How facial recognition works?
Faces like fingerprints have many distinguishing characteristics. Some software solutions use up to 80 data points.
Some of these include:
- Width of the nose
- Length of the jawline
- Distance between the eyes
- Depth of the eyes
All these 80 unique data points are then stored as a numerical value in a database and are identified as a faceprint.
Collecting Data for a Faceprint
For a data capture to be truly effective, the person should be looking directly at the camera, but that rarely happens in real life. To correct for the less than ideal situations there are various solutions available in the market.
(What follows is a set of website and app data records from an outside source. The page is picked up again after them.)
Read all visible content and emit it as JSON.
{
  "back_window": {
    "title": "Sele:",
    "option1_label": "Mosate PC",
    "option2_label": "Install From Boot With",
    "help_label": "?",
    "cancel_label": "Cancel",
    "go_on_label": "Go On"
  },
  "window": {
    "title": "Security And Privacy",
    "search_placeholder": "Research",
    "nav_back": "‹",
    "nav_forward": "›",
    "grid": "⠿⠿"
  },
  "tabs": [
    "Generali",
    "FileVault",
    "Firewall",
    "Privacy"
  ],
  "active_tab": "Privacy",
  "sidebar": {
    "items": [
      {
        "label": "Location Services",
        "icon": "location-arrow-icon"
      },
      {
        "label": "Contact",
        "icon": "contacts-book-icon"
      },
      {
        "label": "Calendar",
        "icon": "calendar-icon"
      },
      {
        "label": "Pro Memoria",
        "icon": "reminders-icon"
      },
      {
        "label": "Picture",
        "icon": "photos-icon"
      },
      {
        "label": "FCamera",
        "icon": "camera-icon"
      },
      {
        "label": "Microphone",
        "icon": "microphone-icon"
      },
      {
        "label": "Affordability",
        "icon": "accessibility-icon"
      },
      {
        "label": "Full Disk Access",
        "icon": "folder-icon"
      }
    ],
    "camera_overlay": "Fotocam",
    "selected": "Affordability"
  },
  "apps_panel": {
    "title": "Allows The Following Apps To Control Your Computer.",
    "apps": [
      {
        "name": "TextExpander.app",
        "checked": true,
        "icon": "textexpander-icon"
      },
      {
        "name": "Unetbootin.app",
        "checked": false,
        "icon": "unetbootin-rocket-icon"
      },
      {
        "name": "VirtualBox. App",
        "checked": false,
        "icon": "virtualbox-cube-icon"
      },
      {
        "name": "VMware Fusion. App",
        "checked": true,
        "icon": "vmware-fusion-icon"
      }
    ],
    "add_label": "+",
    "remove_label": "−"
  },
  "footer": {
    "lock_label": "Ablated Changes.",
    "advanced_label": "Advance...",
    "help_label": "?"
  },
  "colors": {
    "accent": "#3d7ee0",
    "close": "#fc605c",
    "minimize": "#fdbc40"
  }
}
One such solution is capturing the information in 3D. This affords more data accuracy as the depth and angle measurements are bound to be more effective.
Verification: The System in Action
Detection– The basic image against which the audience faces will be compared to can be obtained from a 2D photograph scanned into the system although capturing a live image using a 3D imager would be better.
Alignment– It would be ideal if the subject was facing the camera directly but as established earlier that rarely happens, so the system compensates for any discrepancies that may
Measurement– The system then measures the different data points and stores them in the database as a faceprint.
Representation– These values are generated to become the template used to represent various features on the face.
Matching– The system uses an algorithm that explores all the data points one by one to get an exact match.
Facial Recognition: The Widespread Uses
The Chinese government is known to use facial recognition software on a macro scale. They use public CCTVs to monitor for threats and also generate data on the general populace and their habits.
The London Metropolitan uses facial recognition for the safety and security of the public. A lot of airports are now using facial recognition to speed up the screening process.
On a smaller scale, laptops, phones, tablets and other consumer devices now use facial recognition to secure the information on them from all but their owner.
The Implications of Employing Facial Recognition
Privacy is a very big concern when it comes to this technology. There is not always informed consent when your data is being collected and stored in someone’s database. Furthermore, once your image is captured there are no checks and balances in place to say how it would be used.
There is also the fact that despite advances in this field, the technology is not sufficiently developed enough to be 100% accurate. This means that depending on the results of this to take legal action might not be possible.
Despite its current shortcomings, facial recognition is here to stay and it is up to us to ponder the choice of privacy over security and how much we are willing to sacrifice of our privacy rights for this tech.